_WHAT IS EXPECTED_:
Say nothing but the number of lines below in which the string "colonies" appears.

[Collected data entries]
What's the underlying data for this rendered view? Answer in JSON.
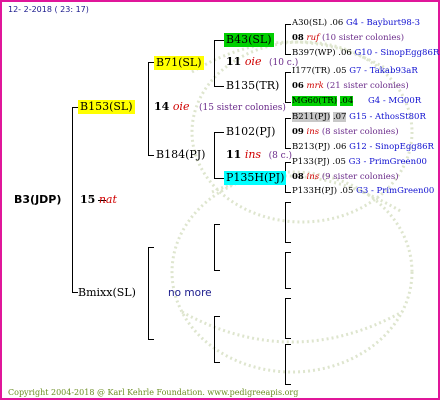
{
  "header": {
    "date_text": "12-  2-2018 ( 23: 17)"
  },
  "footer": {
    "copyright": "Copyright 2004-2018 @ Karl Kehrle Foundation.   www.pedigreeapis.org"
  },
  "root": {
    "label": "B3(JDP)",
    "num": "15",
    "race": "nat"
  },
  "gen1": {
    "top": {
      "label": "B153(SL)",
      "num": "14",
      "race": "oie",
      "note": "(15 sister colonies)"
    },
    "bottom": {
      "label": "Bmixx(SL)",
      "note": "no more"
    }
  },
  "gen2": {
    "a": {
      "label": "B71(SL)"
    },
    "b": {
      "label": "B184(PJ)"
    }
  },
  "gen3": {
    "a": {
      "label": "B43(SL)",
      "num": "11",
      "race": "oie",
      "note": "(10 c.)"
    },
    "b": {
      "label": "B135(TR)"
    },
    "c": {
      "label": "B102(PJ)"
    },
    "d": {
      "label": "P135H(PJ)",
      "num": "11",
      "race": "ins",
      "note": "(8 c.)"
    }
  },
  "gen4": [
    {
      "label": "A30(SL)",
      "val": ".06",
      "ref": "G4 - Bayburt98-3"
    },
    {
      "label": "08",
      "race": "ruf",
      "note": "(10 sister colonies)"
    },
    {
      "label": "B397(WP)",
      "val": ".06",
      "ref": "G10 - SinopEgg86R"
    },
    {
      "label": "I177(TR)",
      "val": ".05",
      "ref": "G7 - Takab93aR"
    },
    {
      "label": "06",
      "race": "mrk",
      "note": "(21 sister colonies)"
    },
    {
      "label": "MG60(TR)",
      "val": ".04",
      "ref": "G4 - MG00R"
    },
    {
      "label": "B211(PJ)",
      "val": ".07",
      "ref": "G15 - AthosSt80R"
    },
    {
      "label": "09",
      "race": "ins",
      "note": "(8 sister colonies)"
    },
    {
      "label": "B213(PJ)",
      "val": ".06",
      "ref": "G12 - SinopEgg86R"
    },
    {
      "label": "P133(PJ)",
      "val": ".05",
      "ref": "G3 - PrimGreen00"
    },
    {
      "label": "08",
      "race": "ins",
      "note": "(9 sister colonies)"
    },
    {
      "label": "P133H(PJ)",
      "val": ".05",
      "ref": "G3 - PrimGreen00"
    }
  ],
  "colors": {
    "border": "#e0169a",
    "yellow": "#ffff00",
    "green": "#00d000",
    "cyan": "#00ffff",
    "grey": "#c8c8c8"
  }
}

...

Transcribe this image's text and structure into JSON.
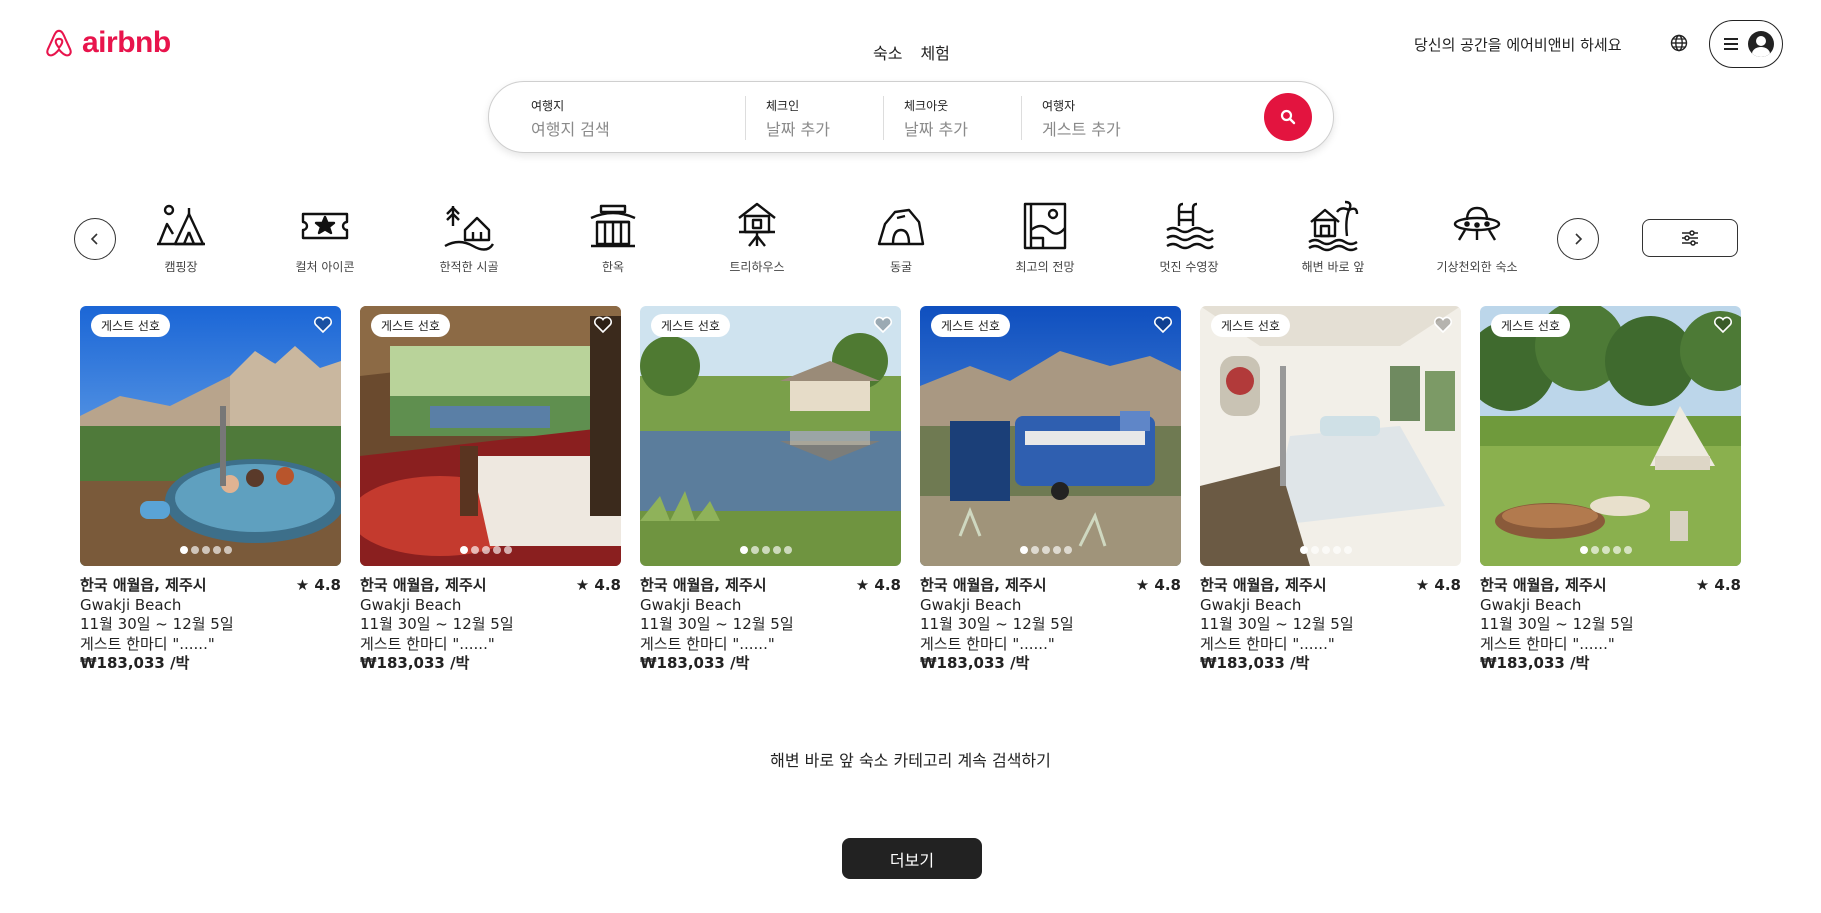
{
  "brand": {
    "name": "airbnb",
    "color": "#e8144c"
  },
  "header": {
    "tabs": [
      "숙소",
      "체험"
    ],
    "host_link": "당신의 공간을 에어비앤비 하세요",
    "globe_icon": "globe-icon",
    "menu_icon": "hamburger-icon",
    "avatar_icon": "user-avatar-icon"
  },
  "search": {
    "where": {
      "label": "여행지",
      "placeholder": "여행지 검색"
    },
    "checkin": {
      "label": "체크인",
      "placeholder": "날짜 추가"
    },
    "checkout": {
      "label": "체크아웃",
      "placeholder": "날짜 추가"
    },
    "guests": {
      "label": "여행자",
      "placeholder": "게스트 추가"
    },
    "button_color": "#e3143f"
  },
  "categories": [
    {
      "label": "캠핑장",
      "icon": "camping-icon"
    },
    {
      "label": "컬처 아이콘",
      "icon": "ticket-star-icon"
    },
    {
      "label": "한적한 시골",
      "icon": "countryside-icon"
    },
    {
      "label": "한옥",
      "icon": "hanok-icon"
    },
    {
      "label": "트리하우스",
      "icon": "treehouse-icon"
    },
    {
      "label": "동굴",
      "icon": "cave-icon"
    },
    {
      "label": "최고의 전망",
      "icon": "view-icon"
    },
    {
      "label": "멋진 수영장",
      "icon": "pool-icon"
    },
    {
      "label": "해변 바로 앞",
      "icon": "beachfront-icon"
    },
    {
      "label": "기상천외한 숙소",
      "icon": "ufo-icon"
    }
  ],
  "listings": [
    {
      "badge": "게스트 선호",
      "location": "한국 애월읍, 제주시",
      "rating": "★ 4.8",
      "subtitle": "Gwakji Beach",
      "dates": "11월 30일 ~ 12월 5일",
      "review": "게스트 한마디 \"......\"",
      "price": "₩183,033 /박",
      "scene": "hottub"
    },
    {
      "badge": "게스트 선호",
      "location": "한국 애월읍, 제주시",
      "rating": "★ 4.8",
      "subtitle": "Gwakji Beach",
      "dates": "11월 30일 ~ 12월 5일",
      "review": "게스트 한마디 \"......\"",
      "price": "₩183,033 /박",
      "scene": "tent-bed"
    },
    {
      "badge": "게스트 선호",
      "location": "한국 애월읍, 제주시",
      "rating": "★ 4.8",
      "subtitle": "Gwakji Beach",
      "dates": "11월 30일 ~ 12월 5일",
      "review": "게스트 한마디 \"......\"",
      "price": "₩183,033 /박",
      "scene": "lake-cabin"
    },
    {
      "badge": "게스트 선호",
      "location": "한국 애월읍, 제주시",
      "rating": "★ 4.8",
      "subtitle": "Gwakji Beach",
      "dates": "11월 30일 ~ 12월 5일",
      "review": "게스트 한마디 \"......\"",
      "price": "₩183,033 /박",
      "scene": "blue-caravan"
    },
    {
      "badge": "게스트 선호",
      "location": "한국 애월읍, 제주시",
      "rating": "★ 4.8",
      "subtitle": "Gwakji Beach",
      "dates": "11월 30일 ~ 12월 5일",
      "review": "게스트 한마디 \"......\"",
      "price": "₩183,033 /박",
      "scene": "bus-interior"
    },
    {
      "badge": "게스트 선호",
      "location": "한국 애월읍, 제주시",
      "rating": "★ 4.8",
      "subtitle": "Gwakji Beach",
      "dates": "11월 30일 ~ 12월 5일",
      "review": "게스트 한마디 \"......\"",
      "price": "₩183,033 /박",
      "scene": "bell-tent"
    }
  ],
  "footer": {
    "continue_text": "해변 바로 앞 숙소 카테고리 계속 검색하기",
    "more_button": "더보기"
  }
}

_ANSWER TO THIS PROBLEM_:
5